-- DATASET --
++++++++

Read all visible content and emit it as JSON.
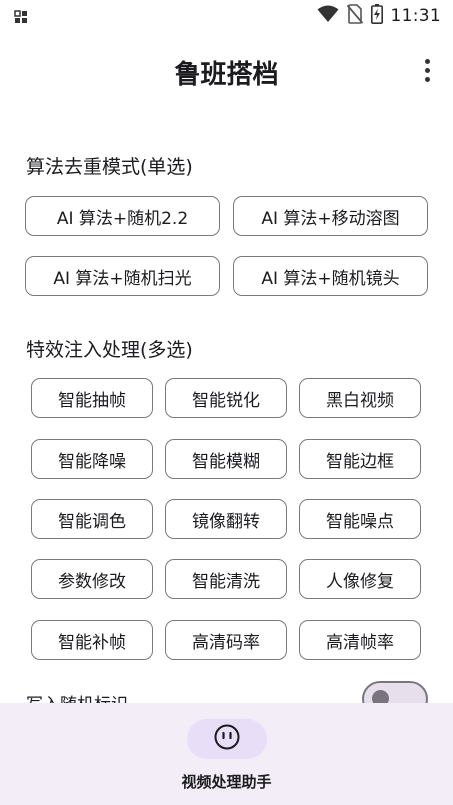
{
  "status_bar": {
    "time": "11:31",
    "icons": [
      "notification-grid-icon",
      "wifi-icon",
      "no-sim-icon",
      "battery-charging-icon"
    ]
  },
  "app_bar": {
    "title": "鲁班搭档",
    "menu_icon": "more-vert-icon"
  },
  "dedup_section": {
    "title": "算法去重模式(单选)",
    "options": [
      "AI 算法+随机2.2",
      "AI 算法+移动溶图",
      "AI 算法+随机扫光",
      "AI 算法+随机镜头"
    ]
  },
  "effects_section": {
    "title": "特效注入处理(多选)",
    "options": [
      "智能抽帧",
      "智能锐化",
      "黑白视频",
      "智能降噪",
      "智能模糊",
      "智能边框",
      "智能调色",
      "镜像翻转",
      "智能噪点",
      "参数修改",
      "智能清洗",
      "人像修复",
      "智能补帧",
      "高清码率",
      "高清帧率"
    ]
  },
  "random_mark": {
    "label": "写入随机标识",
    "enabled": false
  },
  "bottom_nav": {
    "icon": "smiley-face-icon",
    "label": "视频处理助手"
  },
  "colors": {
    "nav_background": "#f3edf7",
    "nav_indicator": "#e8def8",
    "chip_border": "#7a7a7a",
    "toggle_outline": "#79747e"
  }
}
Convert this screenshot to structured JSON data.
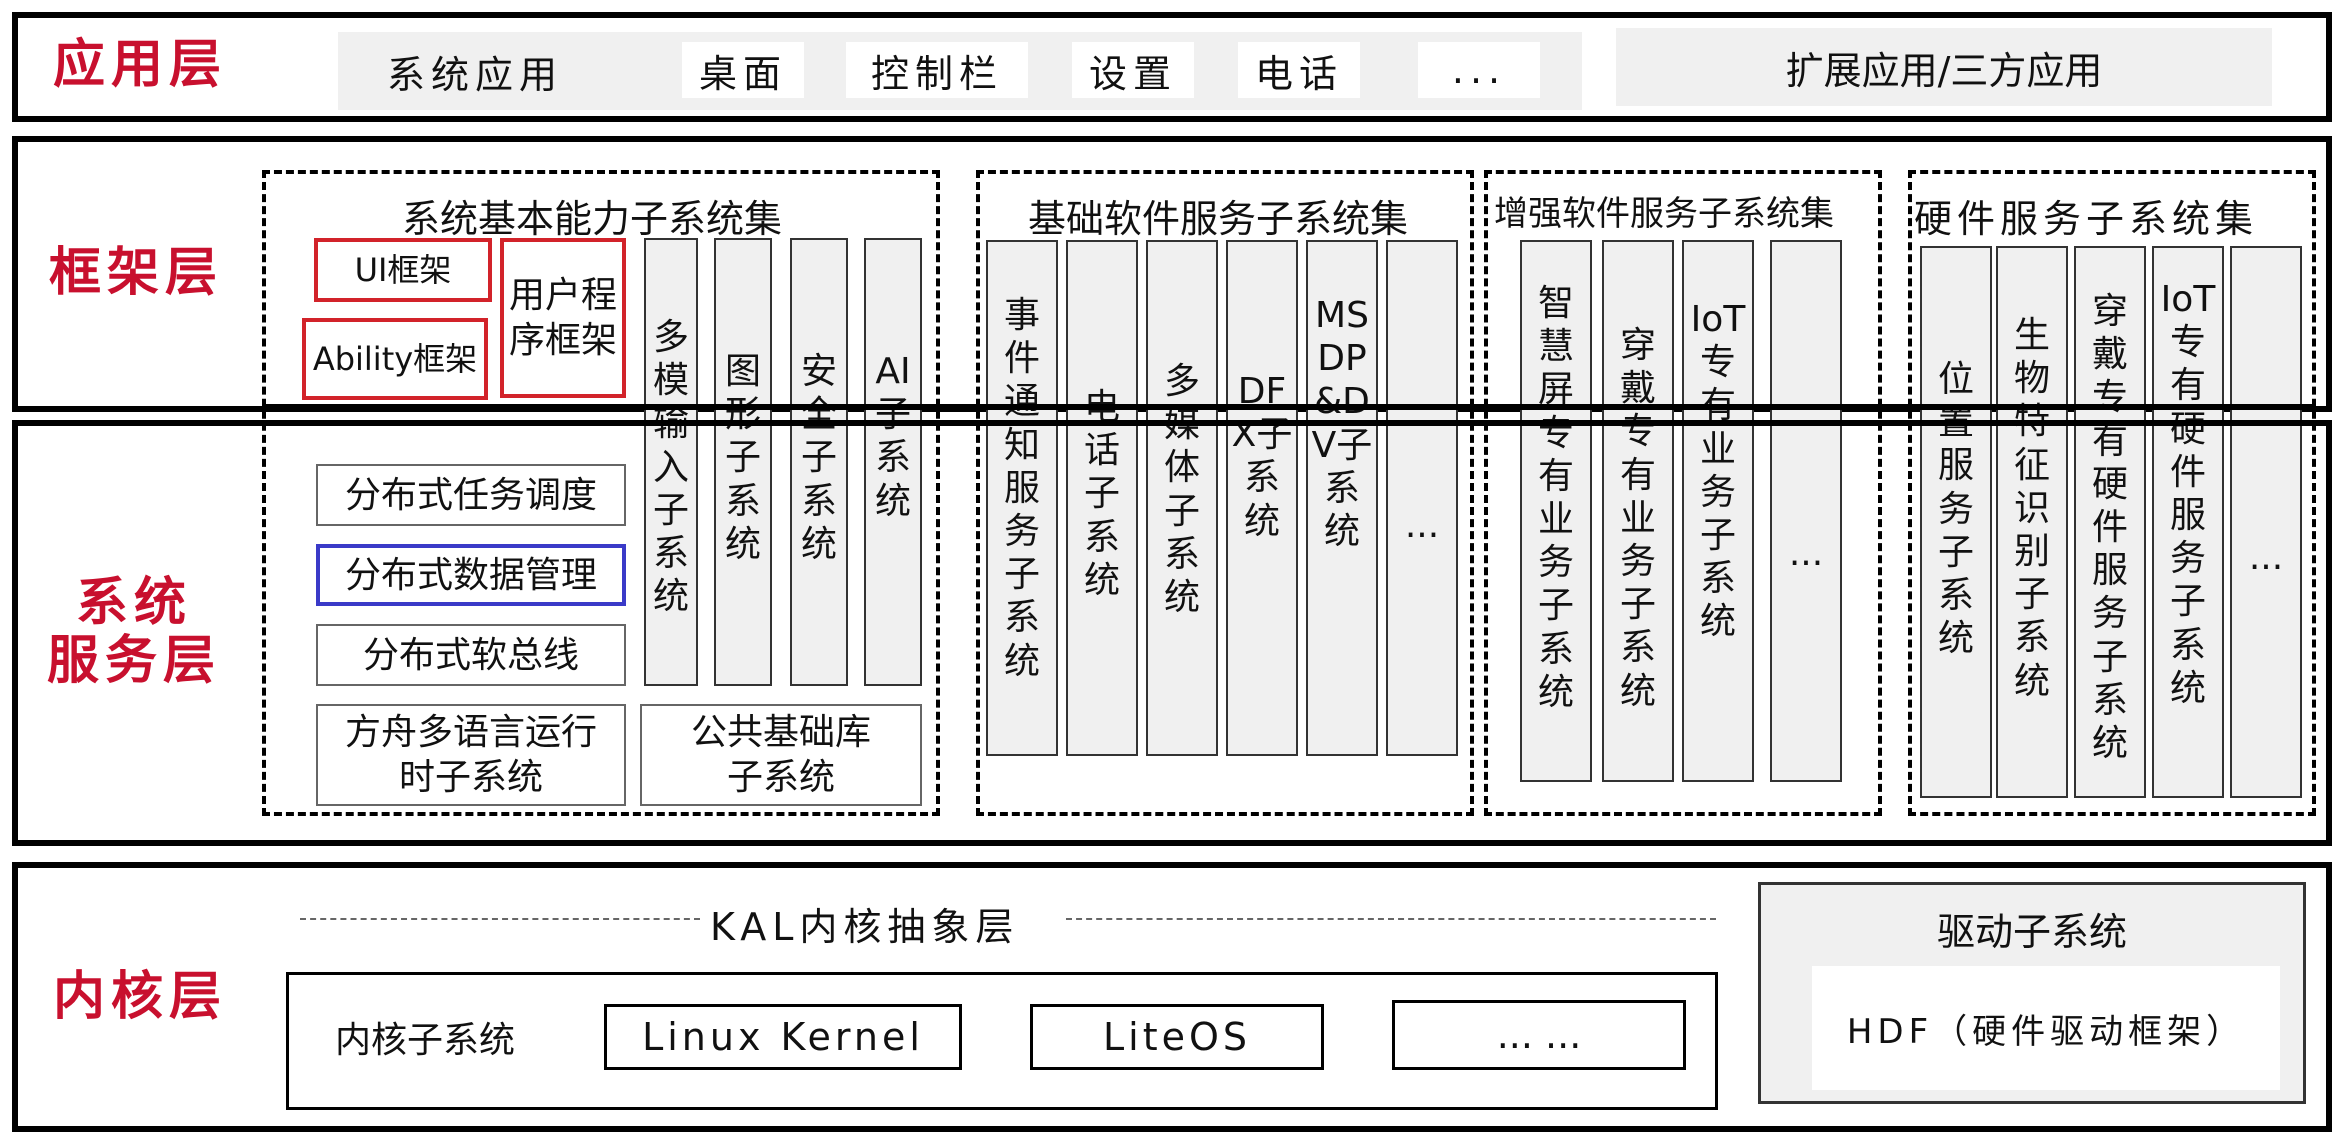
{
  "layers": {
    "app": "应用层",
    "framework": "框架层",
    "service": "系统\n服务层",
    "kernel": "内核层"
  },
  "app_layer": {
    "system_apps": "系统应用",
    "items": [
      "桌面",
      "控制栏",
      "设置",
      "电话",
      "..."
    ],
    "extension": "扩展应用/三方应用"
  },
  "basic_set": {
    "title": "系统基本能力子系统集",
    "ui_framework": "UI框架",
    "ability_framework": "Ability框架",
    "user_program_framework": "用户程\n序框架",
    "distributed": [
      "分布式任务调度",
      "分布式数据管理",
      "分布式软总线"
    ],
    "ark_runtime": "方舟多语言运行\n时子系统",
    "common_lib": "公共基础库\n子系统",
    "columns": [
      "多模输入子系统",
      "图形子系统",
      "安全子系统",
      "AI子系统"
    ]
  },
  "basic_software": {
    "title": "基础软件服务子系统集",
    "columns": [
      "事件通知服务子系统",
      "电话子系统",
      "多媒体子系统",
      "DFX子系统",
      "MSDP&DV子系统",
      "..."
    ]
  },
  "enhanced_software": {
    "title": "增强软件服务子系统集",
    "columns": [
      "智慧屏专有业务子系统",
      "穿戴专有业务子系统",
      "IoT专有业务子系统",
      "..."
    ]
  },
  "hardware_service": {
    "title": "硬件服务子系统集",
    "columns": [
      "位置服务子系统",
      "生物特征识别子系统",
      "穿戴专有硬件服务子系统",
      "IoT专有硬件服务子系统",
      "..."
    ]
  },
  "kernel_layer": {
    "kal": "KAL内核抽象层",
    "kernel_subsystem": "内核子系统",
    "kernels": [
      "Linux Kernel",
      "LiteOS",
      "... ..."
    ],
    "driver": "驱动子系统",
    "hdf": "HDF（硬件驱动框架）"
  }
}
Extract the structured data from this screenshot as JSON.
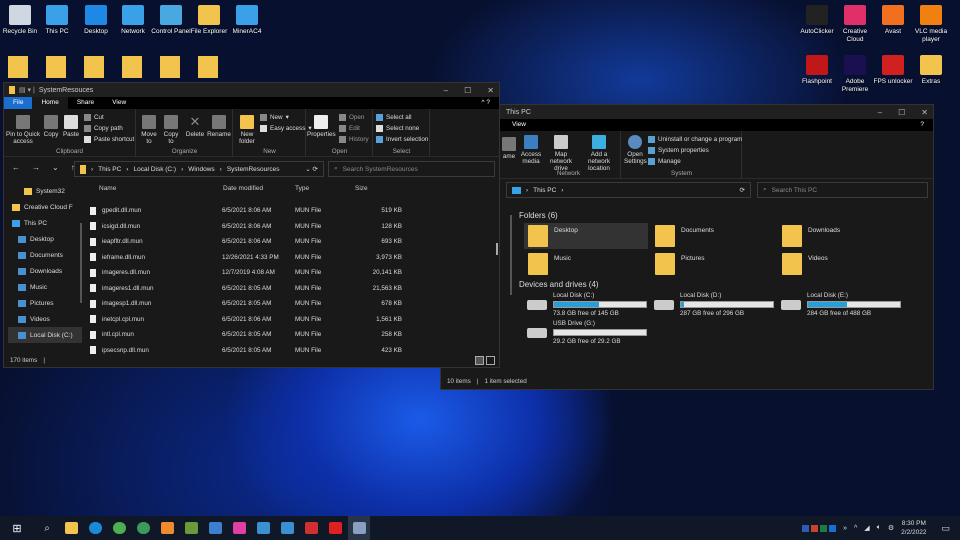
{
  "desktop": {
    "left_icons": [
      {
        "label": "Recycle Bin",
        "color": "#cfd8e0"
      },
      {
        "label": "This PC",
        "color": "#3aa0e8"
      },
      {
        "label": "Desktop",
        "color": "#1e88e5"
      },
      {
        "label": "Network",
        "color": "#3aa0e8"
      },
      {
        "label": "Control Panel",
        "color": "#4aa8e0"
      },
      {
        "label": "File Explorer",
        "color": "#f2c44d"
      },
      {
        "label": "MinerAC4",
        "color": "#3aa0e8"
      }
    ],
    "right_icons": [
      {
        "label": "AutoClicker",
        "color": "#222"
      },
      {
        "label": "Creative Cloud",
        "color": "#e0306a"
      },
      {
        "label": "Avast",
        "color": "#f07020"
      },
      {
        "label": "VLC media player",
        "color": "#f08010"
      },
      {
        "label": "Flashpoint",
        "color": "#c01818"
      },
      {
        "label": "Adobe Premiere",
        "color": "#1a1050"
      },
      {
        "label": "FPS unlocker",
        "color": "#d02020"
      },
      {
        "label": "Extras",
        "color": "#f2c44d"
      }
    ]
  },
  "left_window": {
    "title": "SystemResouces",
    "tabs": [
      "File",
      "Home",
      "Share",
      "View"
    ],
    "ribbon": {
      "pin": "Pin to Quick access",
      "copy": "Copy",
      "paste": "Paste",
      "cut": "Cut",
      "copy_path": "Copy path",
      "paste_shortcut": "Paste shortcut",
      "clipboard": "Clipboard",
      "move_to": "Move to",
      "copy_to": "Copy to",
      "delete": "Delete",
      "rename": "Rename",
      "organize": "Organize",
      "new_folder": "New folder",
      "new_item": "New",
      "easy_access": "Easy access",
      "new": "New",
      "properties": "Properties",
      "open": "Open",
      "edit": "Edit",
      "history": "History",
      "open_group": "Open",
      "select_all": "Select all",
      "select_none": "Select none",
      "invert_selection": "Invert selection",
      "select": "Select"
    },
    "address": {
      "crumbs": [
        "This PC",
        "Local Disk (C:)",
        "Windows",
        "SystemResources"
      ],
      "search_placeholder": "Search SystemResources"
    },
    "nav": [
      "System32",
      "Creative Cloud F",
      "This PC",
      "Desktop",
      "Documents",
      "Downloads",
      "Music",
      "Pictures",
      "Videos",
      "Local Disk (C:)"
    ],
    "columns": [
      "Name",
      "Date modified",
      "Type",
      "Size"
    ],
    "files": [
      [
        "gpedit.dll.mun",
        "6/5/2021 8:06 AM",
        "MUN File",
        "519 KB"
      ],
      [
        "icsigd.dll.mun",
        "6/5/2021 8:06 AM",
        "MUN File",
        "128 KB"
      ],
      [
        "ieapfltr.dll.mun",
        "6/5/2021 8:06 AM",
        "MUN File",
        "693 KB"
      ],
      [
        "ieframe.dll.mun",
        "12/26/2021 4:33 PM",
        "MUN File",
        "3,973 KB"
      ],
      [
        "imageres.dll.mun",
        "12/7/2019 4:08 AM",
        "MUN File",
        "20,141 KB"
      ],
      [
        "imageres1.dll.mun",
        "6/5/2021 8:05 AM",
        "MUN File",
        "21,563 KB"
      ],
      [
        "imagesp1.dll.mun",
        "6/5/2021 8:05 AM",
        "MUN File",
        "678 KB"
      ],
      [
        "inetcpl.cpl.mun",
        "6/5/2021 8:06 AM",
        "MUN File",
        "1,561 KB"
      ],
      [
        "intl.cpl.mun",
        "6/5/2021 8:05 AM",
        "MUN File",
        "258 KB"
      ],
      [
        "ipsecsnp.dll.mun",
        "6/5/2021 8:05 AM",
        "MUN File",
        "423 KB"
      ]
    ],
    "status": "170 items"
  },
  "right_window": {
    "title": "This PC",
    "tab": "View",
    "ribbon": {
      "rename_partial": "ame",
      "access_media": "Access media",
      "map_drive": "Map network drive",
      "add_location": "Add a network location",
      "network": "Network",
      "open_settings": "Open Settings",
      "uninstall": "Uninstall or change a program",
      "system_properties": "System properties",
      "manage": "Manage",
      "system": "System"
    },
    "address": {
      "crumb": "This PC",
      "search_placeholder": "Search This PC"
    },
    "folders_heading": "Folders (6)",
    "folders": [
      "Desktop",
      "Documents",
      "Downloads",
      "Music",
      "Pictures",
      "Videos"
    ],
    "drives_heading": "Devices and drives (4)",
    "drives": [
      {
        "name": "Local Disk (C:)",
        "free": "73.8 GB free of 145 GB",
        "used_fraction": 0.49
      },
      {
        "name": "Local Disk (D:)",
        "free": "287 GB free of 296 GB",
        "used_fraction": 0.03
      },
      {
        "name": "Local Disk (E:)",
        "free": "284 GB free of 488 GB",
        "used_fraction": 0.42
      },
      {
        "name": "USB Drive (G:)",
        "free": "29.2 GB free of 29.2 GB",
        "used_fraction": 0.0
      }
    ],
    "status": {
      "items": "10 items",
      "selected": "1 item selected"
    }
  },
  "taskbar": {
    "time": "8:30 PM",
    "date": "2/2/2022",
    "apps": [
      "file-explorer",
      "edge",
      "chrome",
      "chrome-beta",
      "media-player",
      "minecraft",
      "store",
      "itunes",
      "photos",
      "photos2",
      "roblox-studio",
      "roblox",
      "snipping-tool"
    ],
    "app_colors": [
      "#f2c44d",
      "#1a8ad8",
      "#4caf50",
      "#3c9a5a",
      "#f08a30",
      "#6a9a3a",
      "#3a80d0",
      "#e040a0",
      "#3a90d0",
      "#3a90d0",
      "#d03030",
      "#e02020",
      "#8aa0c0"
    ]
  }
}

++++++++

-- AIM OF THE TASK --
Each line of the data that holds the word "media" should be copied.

-- SOLVED EXERCISE --
        "label": "VLC media player",
      "access_media": "Access media",
      "media-player",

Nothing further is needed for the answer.